Not that the flag really needs protection. It waves in the wind every day everywhere and is trampled underfoot rarely anywhere.
But whenever an election draws near, lawmakers trot out a constitutional amendment to ban "flag desecration." Pandering to public fondness for the most colorful symbol of U.S. freedom, Congress is gunning once again for the amendment's passage.
This is a solution to a problem that doesn't exist. Though the plan has failed time and again, this session could be different: Passed by the House last year, the measure is headed for a Senate vote next week. The latest head count shows the amendment is just one vote shy of passage.
That margin wouldn't be so close if senators who should know better -- Minnesota's Mark Dayton and Norm Coleman among them -- acknowledged that by protecting the flag with this amendment, they would severely undermine the substance for which it stands. Between protecting the cloth and the right, the choice is clear and unavoidable.
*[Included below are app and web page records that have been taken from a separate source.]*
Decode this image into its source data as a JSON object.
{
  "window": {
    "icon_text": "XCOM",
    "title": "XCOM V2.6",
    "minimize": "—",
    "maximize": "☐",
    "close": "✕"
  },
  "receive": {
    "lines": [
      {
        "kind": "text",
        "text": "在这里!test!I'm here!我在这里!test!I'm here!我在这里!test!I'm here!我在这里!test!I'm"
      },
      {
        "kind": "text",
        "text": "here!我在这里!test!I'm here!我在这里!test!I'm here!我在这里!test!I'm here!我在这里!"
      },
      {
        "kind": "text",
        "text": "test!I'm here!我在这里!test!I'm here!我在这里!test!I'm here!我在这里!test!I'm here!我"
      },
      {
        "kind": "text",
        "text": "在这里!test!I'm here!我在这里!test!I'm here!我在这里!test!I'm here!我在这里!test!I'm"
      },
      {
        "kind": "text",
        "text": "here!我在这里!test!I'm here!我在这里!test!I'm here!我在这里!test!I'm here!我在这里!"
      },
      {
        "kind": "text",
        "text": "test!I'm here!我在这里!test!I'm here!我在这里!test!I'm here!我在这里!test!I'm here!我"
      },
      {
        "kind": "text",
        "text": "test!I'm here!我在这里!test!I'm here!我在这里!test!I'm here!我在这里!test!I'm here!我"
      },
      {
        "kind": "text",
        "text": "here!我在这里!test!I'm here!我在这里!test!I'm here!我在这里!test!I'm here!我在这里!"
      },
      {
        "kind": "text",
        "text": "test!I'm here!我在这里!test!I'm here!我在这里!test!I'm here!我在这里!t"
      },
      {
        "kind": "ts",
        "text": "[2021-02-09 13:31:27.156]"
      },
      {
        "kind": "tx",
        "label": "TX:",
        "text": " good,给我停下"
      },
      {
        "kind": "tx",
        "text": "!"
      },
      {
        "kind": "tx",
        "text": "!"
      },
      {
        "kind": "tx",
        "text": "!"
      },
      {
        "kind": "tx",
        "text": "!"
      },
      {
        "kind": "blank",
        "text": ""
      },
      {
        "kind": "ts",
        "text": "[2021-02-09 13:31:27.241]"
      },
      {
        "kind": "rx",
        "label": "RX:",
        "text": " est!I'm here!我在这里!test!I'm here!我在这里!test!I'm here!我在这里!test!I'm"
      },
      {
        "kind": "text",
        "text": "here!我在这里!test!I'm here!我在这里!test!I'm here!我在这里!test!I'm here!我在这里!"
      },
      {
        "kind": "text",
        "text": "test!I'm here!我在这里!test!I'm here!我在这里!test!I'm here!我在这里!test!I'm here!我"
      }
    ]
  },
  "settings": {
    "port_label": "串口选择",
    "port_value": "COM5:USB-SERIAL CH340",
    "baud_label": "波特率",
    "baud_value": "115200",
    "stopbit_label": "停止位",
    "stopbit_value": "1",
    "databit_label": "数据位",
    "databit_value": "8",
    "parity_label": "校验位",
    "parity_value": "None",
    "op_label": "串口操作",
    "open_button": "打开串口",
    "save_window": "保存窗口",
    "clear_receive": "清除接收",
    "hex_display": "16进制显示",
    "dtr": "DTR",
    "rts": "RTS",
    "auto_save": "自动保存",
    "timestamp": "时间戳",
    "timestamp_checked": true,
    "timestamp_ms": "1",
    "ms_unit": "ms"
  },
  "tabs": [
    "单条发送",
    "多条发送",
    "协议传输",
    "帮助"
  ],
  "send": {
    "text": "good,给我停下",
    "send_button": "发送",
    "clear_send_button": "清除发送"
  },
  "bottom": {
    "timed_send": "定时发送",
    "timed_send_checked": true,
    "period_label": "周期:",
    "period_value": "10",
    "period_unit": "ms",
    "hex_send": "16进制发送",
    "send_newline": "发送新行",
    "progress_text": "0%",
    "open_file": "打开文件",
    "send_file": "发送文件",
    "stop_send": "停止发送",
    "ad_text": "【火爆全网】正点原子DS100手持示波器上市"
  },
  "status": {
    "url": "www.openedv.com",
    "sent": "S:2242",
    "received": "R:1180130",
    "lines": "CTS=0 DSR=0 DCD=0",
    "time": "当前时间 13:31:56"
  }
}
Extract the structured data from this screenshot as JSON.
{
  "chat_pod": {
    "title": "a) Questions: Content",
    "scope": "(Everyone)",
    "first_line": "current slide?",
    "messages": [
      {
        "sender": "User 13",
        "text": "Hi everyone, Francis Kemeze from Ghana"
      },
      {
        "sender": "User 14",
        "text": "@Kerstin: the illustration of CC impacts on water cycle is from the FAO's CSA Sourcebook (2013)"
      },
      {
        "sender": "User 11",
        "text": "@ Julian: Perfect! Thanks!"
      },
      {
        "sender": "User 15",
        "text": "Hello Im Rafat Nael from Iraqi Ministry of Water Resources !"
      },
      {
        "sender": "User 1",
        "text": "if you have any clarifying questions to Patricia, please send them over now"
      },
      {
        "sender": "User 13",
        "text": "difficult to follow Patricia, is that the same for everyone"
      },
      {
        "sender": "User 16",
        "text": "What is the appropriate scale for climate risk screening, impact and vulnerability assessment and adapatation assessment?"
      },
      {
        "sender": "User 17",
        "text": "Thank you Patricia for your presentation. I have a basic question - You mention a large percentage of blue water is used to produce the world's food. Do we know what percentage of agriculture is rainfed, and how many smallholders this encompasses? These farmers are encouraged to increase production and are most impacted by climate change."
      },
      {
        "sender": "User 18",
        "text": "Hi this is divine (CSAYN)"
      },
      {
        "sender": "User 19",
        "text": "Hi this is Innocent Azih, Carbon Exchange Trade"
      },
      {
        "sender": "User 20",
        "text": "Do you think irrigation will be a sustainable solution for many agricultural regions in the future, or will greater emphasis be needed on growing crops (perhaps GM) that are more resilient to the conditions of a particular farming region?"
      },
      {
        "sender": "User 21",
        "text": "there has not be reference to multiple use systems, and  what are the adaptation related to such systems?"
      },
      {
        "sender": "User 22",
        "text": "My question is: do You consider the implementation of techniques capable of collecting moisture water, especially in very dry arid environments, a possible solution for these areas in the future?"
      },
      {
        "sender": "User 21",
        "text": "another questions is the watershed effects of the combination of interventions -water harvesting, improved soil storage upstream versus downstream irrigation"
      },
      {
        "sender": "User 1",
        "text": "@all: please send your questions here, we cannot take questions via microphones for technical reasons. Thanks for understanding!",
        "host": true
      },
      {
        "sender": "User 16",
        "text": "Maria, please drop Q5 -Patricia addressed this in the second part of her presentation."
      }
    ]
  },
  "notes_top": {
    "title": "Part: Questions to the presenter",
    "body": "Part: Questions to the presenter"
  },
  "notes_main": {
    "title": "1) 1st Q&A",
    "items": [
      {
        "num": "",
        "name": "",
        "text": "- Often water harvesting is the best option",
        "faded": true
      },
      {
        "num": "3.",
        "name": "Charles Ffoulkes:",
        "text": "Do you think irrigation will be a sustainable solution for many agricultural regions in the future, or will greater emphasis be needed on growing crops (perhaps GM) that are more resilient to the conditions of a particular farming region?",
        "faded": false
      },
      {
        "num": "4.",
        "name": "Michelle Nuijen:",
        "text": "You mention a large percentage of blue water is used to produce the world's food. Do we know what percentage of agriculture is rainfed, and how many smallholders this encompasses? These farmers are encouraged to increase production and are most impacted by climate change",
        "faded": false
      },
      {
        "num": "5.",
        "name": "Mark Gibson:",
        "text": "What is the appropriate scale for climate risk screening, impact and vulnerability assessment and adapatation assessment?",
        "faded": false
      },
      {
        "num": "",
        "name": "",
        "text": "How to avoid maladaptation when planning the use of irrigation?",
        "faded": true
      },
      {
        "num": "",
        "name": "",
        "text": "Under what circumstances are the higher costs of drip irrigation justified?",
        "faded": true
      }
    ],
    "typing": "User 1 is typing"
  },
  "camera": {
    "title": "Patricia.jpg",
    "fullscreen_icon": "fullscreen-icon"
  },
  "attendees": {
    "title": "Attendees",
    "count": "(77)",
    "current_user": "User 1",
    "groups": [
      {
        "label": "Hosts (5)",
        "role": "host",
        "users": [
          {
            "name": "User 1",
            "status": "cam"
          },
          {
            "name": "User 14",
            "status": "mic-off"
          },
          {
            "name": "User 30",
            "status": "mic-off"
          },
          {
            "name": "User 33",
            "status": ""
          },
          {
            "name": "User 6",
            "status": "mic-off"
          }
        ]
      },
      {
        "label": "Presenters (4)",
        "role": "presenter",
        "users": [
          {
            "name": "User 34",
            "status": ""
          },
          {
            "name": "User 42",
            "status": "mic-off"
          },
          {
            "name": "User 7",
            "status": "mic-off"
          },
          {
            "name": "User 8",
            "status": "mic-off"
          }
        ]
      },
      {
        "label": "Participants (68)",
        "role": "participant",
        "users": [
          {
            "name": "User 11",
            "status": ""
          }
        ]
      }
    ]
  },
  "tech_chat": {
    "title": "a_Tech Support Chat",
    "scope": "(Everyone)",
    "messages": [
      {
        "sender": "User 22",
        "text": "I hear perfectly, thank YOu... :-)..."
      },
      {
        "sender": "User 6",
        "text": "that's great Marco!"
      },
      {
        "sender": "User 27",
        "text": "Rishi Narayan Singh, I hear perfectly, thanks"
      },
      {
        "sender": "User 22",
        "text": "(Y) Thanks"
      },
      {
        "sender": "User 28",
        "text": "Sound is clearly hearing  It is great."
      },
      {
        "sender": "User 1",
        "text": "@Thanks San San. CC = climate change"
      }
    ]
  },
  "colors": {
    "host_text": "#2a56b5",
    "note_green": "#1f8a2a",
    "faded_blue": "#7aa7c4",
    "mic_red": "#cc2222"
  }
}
The Senate can't have both.
That's where the four sheets of parchment come in: Its 4,543 words spell out the inviolability of American liberty -- and couldn't be clearer in instructing lawmakers to keep their hands off the entitlements citizens enjoy.
Among the most precious is the right to dissent -- even by means that most consider repulsive.
© 2006 Star Tribune